=== Section Start ===

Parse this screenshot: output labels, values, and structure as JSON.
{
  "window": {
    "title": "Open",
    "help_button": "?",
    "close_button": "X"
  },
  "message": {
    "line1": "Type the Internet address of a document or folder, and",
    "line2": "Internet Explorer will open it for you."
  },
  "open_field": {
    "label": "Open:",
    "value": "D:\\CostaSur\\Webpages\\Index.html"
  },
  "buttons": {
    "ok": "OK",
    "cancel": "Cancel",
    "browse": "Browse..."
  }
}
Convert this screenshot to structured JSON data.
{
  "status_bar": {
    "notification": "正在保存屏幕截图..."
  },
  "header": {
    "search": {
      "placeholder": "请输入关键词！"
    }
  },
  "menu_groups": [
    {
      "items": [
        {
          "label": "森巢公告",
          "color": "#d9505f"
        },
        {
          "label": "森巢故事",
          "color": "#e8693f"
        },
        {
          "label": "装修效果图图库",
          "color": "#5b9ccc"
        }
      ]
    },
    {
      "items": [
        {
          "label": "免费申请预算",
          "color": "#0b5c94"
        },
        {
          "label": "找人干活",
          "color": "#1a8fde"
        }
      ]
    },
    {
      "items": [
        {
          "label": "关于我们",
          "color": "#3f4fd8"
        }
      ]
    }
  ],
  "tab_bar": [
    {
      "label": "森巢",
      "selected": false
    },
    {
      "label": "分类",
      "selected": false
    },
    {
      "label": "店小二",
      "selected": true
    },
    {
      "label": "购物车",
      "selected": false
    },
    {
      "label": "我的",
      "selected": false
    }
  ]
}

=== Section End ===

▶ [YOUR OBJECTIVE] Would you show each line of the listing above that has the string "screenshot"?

▶ [SOLUTION TO THIS TASK]
Parse this screenshot: output labels, values, and structure as JSON.
Convert this screenshot to structured JSON data.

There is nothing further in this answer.